Tally the lines in the records underneath that contain the string "AMAZÔNIA", and state the figure by itself.

_Data to use:_

- Opening Delimiter -

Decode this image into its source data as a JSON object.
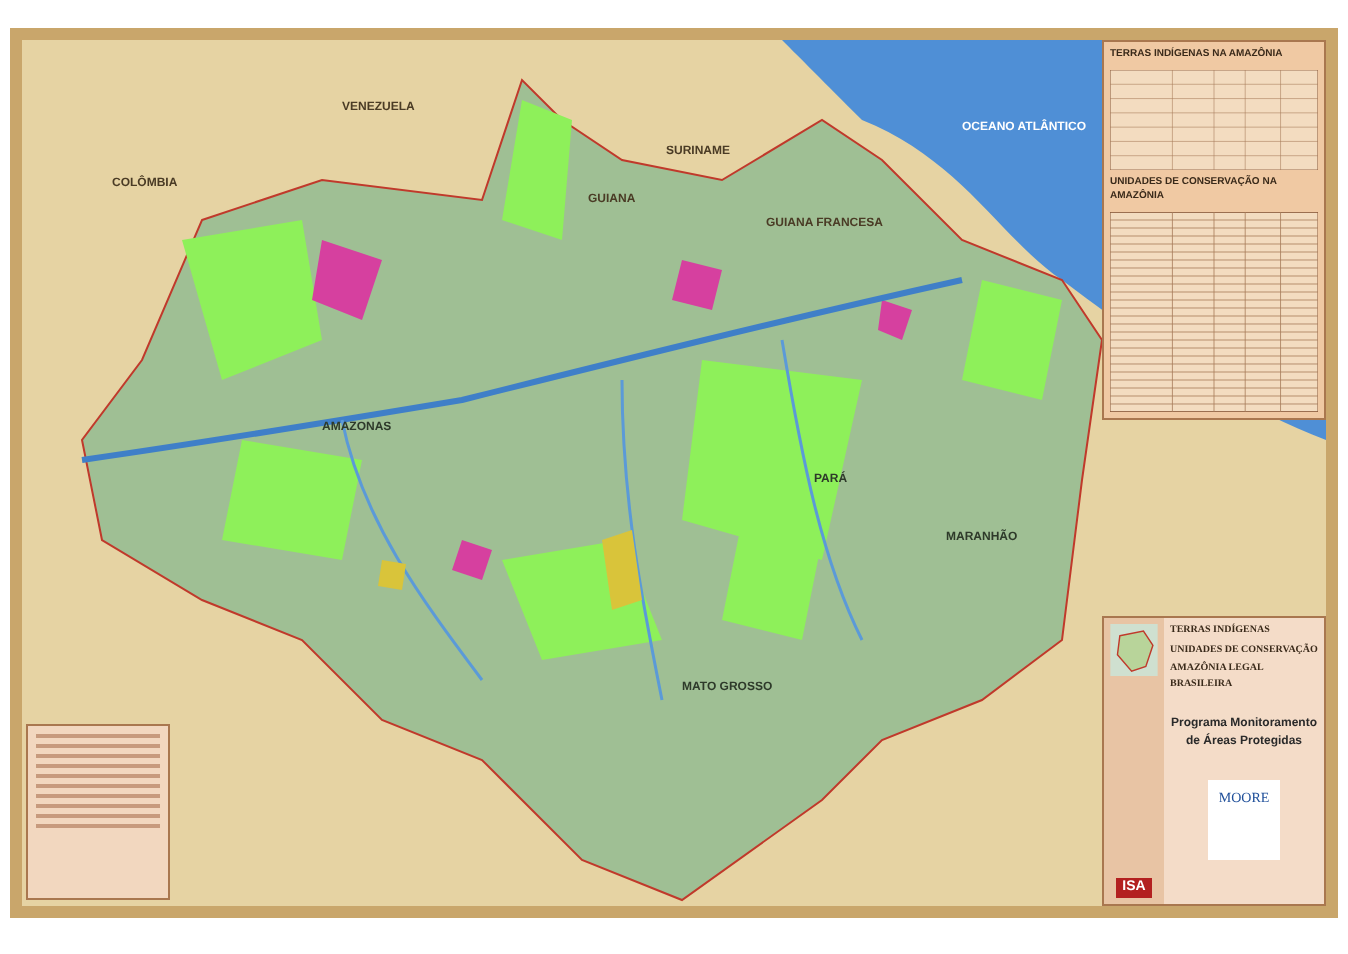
{
  "map": {
    "labels": [
      {
        "text": "COLÔMBIA",
        "kind": "country"
      },
      {
        "text": "VENEZUELA",
        "kind": "country"
      },
      {
        "text": "GUIANA",
        "kind": "country"
      },
      {
        "text": "SURINAME",
        "kind": "country"
      },
      {
        "text": "GUIANA FRANCESA",
        "kind": "country"
      },
      {
        "text": "OCEANO ATLÂNTICO",
        "kind": "ocean"
      },
      {
        "text": "AMAZONAS",
        "kind": "state"
      },
      {
        "text": "PARÁ",
        "kind": "state"
      },
      {
        "text": "MARANHÃO",
        "kind": "state"
      },
      {
        "text": "MATO GROSSO",
        "kind": "state"
      }
    ]
  },
  "indigenous_panel": {
    "title": "TERRAS INDÍGENAS NA AMAZÔNIA"
  },
  "conservation_panel": {
    "title": "UNIDADES DE CONSERVAÇÃO NA AMAZÔNIA"
  },
  "title_panel": {
    "lines": [
      "TERRAS INDÍGENAS",
      "UNIDADES DE CONSERVAÇÃO",
      "AMAZÔNIA LEGAL BRASILEIRA"
    ],
    "program": "Programa Monitoramento de Áreas Protegidas",
    "sponsor": "MOORE",
    "logo": "ISA"
  }
}
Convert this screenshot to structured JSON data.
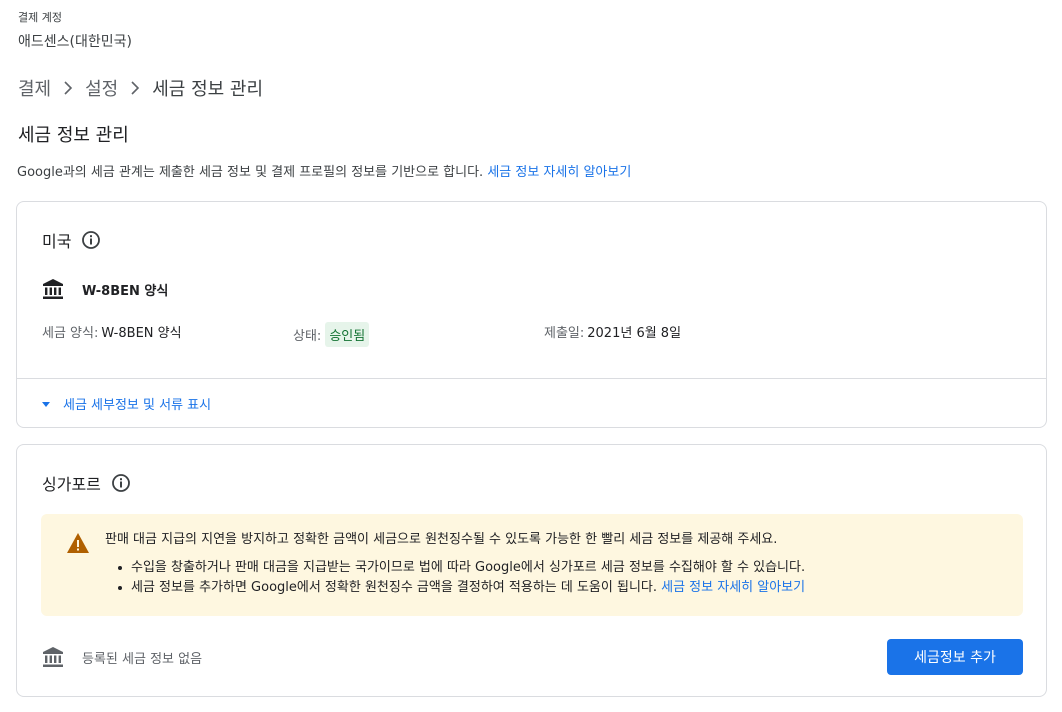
{
  "account": {
    "label": "결제 계정",
    "name": "애드센스(대한민국)"
  },
  "breadcrumb": {
    "items": [
      "결제",
      "설정",
      "세금 정보 관리"
    ]
  },
  "page": {
    "title": "세금 정보 관리",
    "intro": "Google과의 세금 관계는 제출한 세금 정보 및 결제 프로필의 정보를 기반으로 합니다. ",
    "intro_link": "세금 정보 자세히 알아보기"
  },
  "us_card": {
    "country": "미국",
    "form_name": "W-8BEN 양식",
    "tax_form_label": "세금 양식:",
    "tax_form_value": "W-8BEN 양식",
    "status_label": "상태:",
    "status_value": "승인됨",
    "submitted_label": "제출일:",
    "submitted_value": "2021년 6월 8일",
    "expander_label": "세금 세부정보 및 서류 표시"
  },
  "sg_card": {
    "country": "싱가포르",
    "warning_main": "판매 대금 지급의 지연을 방지하고 정확한 금액이 세금으로 원천징수될 수 있도록 가능한 한 빨리 세금 정보를 제공해 주세요.",
    "warning_bullet1": "수입을 창출하거나 판매 대금을 지급받는 국가이므로 법에 따라 Google에서 싱가포르 세금 정보를 수집해야 할 수 있습니다.",
    "warning_bullet2": "세금 정보를 추가하면 Google에서 정확한 원천징수 금액을 결정하여 적용하는 데 도움이 됩니다. ",
    "warning_link": "세금 정보 자세히 알아보기",
    "no_info": "등록된 세금 정보 없음",
    "add_button": "세금정보 추가"
  },
  "colors": {
    "link": "#1a73e8",
    "primary_button": "#1a73e8",
    "approved_badge_bg": "#e6f4ea",
    "approved_badge_text": "#137333",
    "warning_bg": "#fef7e0",
    "warning_icon": "#b06000"
  },
  "icons": {
    "info": "info-icon",
    "bank": "bank-icon",
    "warning": "warning-icon",
    "caret": "caret-down-icon",
    "chevron": "chevron-right-icon"
  }
}
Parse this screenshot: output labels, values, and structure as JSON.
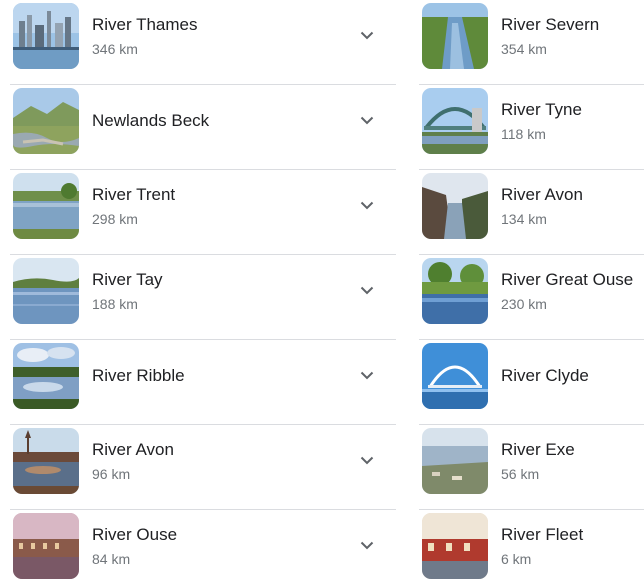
{
  "left_column": [
    {
      "name": "River Thames",
      "length": "346 km",
      "icon": "chevron-down-icon"
    },
    {
      "name": "Newlands Beck",
      "length": "",
      "icon": "chevron-down-icon"
    },
    {
      "name": "River Trent",
      "length": "298 km",
      "icon": "chevron-down-icon"
    },
    {
      "name": "River Tay",
      "length": "188 km",
      "icon": "chevron-down-icon"
    },
    {
      "name": "River Ribble",
      "length": "",
      "icon": "chevron-down-icon"
    },
    {
      "name": "River Avon",
      "length": "96 km",
      "icon": "chevron-down-icon"
    },
    {
      "name": "River Ouse",
      "length": "84 km",
      "icon": "chevron-down-icon"
    }
  ],
  "right_column": [
    {
      "name": "River Severn",
      "length": "354 km"
    },
    {
      "name": "River Tyne",
      "length": "118 km"
    },
    {
      "name": "River Avon",
      "length": "134 km"
    },
    {
      "name": "River Great Ouse",
      "length": "230 km"
    },
    {
      "name": "River Clyde",
      "length": ""
    },
    {
      "name": "River Exe",
      "length": "56 km"
    },
    {
      "name": "River Fleet",
      "length": "6 km"
    }
  ],
  "colors": {
    "text_primary": "#202124",
    "text_secondary": "#70757a",
    "divider": "#dadce0"
  }
}
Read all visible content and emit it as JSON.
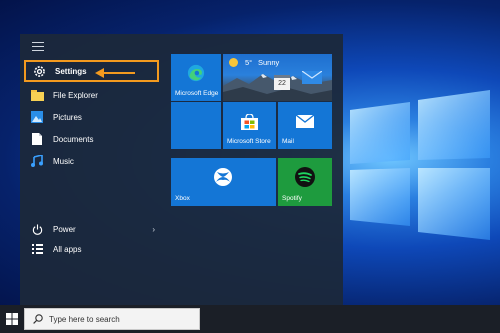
{
  "start_menu": {
    "items": [
      {
        "label": "Settings",
        "icon": "gear-icon"
      },
      {
        "label": "File Explorer",
        "icon": "folder-icon"
      },
      {
        "label": "Pictures",
        "icon": "pictures-icon"
      },
      {
        "label": "Documents",
        "icon": "document-icon"
      },
      {
        "label": "Music",
        "icon": "music-icon"
      }
    ],
    "power_label": "Power",
    "all_apps_label": "All apps"
  },
  "tiles": {
    "edge": "Microsoft Edge",
    "weather_temp": "5°",
    "weather_condition": "Sunny",
    "calendar_day": "22",
    "store": "Microsoft Store",
    "mail": "Mail",
    "xbox": "Xbox",
    "spotify": "Spotify"
  },
  "taskbar": {
    "search_placeholder": "Type here to search"
  },
  "colors": {
    "highlight": "#f39a1f",
    "tile_blue": "#1476d6",
    "spotify_green": "#1e9b3e"
  }
}
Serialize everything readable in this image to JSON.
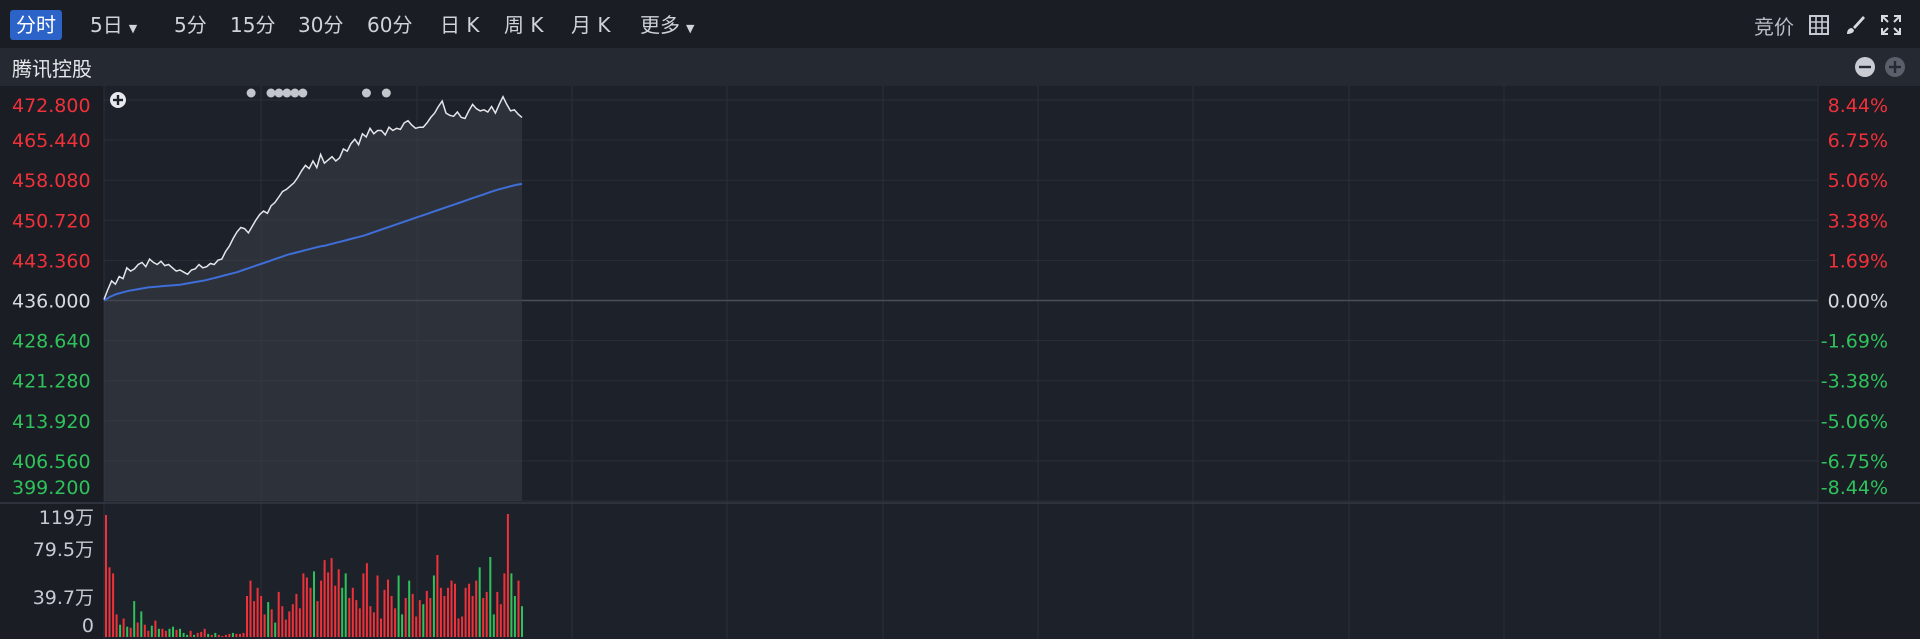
{
  "toolbar": {
    "tabs": [
      {
        "label": "分时",
        "active": true,
        "dropdown": false
      },
      {
        "label": "5日",
        "active": false,
        "dropdown": true
      },
      {
        "label": "5分",
        "active": false,
        "dropdown": false
      },
      {
        "label": "15分",
        "active": false,
        "dropdown": false
      },
      {
        "label": "30分",
        "active": false,
        "dropdown": false
      },
      {
        "label": "60分",
        "active": false,
        "dropdown": false
      },
      {
        "label": "日 K",
        "active": false,
        "dropdown": false
      },
      {
        "label": "周 K",
        "active": false,
        "dropdown": false
      },
      {
        "label": "月 K",
        "active": false,
        "dropdown": false
      },
      {
        "label": "更多",
        "active": false,
        "dropdown": true
      }
    ],
    "auction_label": "竞价",
    "icons": [
      "grid-layout-icon",
      "brush-icon",
      "fullscreen-icon"
    ]
  },
  "panel": {
    "title": "腾讯控股",
    "icons": [
      "collapse-minus-icon",
      "expand-plus-icon"
    ],
    "add_indicator_icon": "add-indicator-icon"
  },
  "colors": {
    "up": "#f0313a",
    "down": "#2fc25b",
    "neutral": "#d6d9df",
    "price_line": "#e4e6ea",
    "avg_line": "#3f6ed8",
    "active_tab": "#2b63c9"
  },
  "chart_data": {
    "type": "line",
    "prev_close": 436.0,
    "price_axis_ticks": [
      "472.800",
      "465.440",
      "458.080",
      "450.720",
      "443.360",
      "436.000",
      "428.640",
      "421.280",
      "413.920",
      "406.560",
      "399.200"
    ],
    "pct_axis_ticks": [
      "8.44%",
      "6.75%",
      "5.06%",
      "3.38%",
      "1.69%",
      "0.00%",
      "-1.69%",
      "-3.38%",
      "-5.06%",
      "-6.75%",
      "-8.44%"
    ],
    "ylim": [
      399.2,
      472.8
    ],
    "x_max": 330,
    "price": [
      436.2,
      438.0,
      439.6,
      439.0,
      440.4,
      440.0,
      442.0,
      441.4,
      441.8,
      442.6,
      443.0,
      442.2,
      443.6,
      443.0,
      442.6,
      443.2,
      442.4,
      442.6,
      442.0,
      441.4,
      441.6,
      441.2,
      440.8,
      441.6,
      441.8,
      442.6,
      442.0,
      442.2,
      442.8,
      442.6,
      443.4,
      443.6,
      445.0,
      446.0,
      447.4,
      448.6,
      449.4,
      449.2,
      448.4,
      449.6,
      450.8,
      451.8,
      452.4,
      452.0,
      453.4,
      454.0,
      455.0,
      456.0,
      456.4,
      457.0,
      457.6,
      458.6,
      459.8,
      460.8,
      460.2,
      461.6,
      460.4,
      462.8,
      461.2,
      461.8,
      462.4,
      461.6,
      462.2,
      463.8,
      463.4,
      464.8,
      465.6,
      464.6,
      466.6,
      466.0,
      467.6,
      466.6,
      467.2,
      467.2,
      466.4,
      467.8,
      467.2,
      467.6,
      467.4,
      468.6,
      469.0,
      468.2,
      467.6,
      467.8,
      467.8,
      468.6,
      469.6,
      470.4,
      471.6,
      472.6,
      470.4,
      470.0,
      469.8,
      470.6,
      469.6,
      469.4,
      470.8,
      472.0,
      471.2,
      470.8,
      471.0,
      470.6,
      471.6,
      470.4,
      472.0,
      473.4,
      472.0,
      470.8,
      471.0,
      470.2,
      469.6
    ],
    "avg": [
      436.0,
      436.7,
      437.2,
      437.5,
      437.8,
      438.0,
      438.2,
      438.4,
      438.5,
      438.6,
      438.7,
      438.8,
      438.9,
      439.1,
      439.3,
      439.5,
      439.7,
      440.0,
      440.3,
      440.6,
      440.9,
      441.2,
      441.6,
      442.0,
      442.4,
      442.8,
      443.2,
      443.6,
      444.0,
      444.4,
      444.7,
      445.0,
      445.3,
      445.6,
      445.9,
      446.1,
      446.4,
      446.7,
      447.0,
      447.3,
      447.6,
      447.9,
      448.3,
      448.7,
      449.1,
      449.5,
      449.9,
      450.3,
      450.7,
      451.1,
      451.5,
      451.9,
      452.3,
      452.7,
      453.1,
      453.5,
      453.9,
      454.3,
      454.7,
      455.1,
      455.5,
      455.9,
      456.3,
      456.6,
      456.9,
      457.2,
      457.4
    ],
    "volume_axis_ticks": [
      "119万",
      "79.5万",
      "39.7万",
      "0"
    ],
    "volume_max": 119,
    "volumes": [
      {
        "v": 119,
        "up": true
      },
      {
        "v": 68,
        "up": true
      },
      {
        "v": 62,
        "up": true
      },
      {
        "v": 22,
        "up": true
      },
      {
        "v": 12,
        "up": false
      },
      {
        "v": 18,
        "up": true
      },
      {
        "v": 10,
        "up": false
      },
      {
        "v": 9,
        "up": true
      },
      {
        "v": 35,
        "up": false
      },
      {
        "v": 14,
        "up": true
      },
      {
        "v": 25,
        "up": false
      },
      {
        "v": 12,
        "up": true
      },
      {
        "v": 6,
        "up": true
      },
      {
        "v": 11,
        "up": false
      },
      {
        "v": 16,
        "up": true
      },
      {
        "v": 8,
        "up": false
      },
      {
        "v": 8,
        "up": true
      },
      {
        "v": 6,
        "up": true
      },
      {
        "v": 8,
        "up": false
      },
      {
        "v": 10,
        "up": false
      },
      {
        "v": 7,
        "up": true
      },
      {
        "v": 8,
        "up": false
      },
      {
        "v": 4,
        "up": false
      },
      {
        "v": 2,
        "up": false
      },
      {
        "v": 6,
        "up": true
      },
      {
        "v": 2,
        "up": false
      },
      {
        "v": 4,
        "up": true
      },
      {
        "v": 5,
        "up": true
      },
      {
        "v": 8,
        "up": true
      },
      {
        "v": 3,
        "up": false
      },
      {
        "v": 2,
        "up": true
      },
      {
        "v": 4,
        "up": false
      },
      {
        "v": 2,
        "up": true
      },
      {
        "v": 1,
        "up": true
      },
      {
        "v": 2,
        "up": true
      },
      {
        "v": 3,
        "up": true
      },
      {
        "v": 4,
        "up": false
      },
      {
        "v": 3,
        "up": true
      },
      {
        "v": 3,
        "up": true
      },
      {
        "v": 4,
        "up": true
      },
      {
        "v": 40,
        "up": true
      },
      {
        "v": 55,
        "up": true
      },
      {
        "v": 35,
        "up": true
      },
      {
        "v": 48,
        "up": true
      },
      {
        "v": 40,
        "up": true
      },
      {
        "v": 22,
        "up": true
      },
      {
        "v": 34,
        "up": false
      },
      {
        "v": 27,
        "up": true
      },
      {
        "v": 14,
        "up": false
      },
      {
        "v": 44,
        "up": true
      },
      {
        "v": 30,
        "up": true
      },
      {
        "v": 17,
        "up": true
      },
      {
        "v": 25,
        "up": true
      },
      {
        "v": 32,
        "up": true
      },
      {
        "v": 42,
        "up": true
      },
      {
        "v": 28,
        "up": true
      },
      {
        "v": 62,
        "up": true
      },
      {
        "v": 58,
        "up": true
      },
      {
        "v": 48,
        "up": true
      },
      {
        "v": 64,
        "up": false
      },
      {
        "v": 35,
        "up": true
      },
      {
        "v": 55,
        "up": true
      },
      {
        "v": 75,
        "up": true
      },
      {
        "v": 63,
        "up": true
      },
      {
        "v": 77,
        "up": true
      },
      {
        "v": 50,
        "up": true
      },
      {
        "v": 66,
        "up": true
      },
      {
        "v": 48,
        "up": false
      },
      {
        "v": 62,
        "up": false
      },
      {
        "v": 38,
        "up": true
      },
      {
        "v": 48,
        "up": true
      },
      {
        "v": 36,
        "up": true
      },
      {
        "v": 28,
        "up": true
      },
      {
        "v": 62,
        "up": true
      },
      {
        "v": 72,
        "up": true
      },
      {
        "v": 30,
        "up": true
      },
      {
        "v": 24,
        "up": true
      },
      {
        "v": 60,
        "up": true
      },
      {
        "v": 18,
        "up": true
      },
      {
        "v": 46,
        "up": true
      },
      {
        "v": 56,
        "up": true
      },
      {
        "v": 40,
        "up": true
      },
      {
        "v": 28,
        "up": true
      },
      {
        "v": 60,
        "up": false
      },
      {
        "v": 22,
        "up": false
      },
      {
        "v": 38,
        "up": true
      },
      {
        "v": 55,
        "up": false
      },
      {
        "v": 42,
        "up": true
      },
      {
        "v": 20,
        "up": true
      },
      {
        "v": 36,
        "up": true
      },
      {
        "v": 32,
        "up": false
      },
      {
        "v": 45,
        "up": true
      },
      {
        "v": 38,
        "up": true
      },
      {
        "v": 60,
        "up": false
      },
      {
        "v": 80,
        "up": true
      },
      {
        "v": 48,
        "up": true
      },
      {
        "v": 40,
        "up": true
      },
      {
        "v": 48,
        "up": true
      },
      {
        "v": 55,
        "up": true
      },
      {
        "v": 52,
        "up": true
      },
      {
        "v": 18,
        "up": true
      },
      {
        "v": 20,
        "up": true
      },
      {
        "v": 48,
        "up": true
      },
      {
        "v": 52,
        "up": true
      },
      {
        "v": 40,
        "up": true
      },
      {
        "v": 55,
        "up": true
      },
      {
        "v": 68,
        "up": false
      },
      {
        "v": 38,
        "up": true
      },
      {
        "v": 44,
        "up": true
      },
      {
        "v": 78,
        "up": false
      },
      {
        "v": 22,
        "up": false
      },
      {
        "v": 44,
        "up": true
      },
      {
        "v": 32,
        "up": true
      },
      {
        "v": 62,
        "up": true
      },
      {
        "v": 120,
        "up": true
      },
      {
        "v": 62,
        "up": false
      },
      {
        "v": 40,
        "up": false
      },
      {
        "v": 55,
        "up": true
      },
      {
        "v": 30,
        "up": false
      }
    ],
    "grid": true,
    "event_dots": [
      0.37,
      0.42,
      0.44,
      0.46,
      0.48,
      0.5,
      0.66,
      0.71
    ]
  }
}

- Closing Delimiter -

_Answer below:_ 3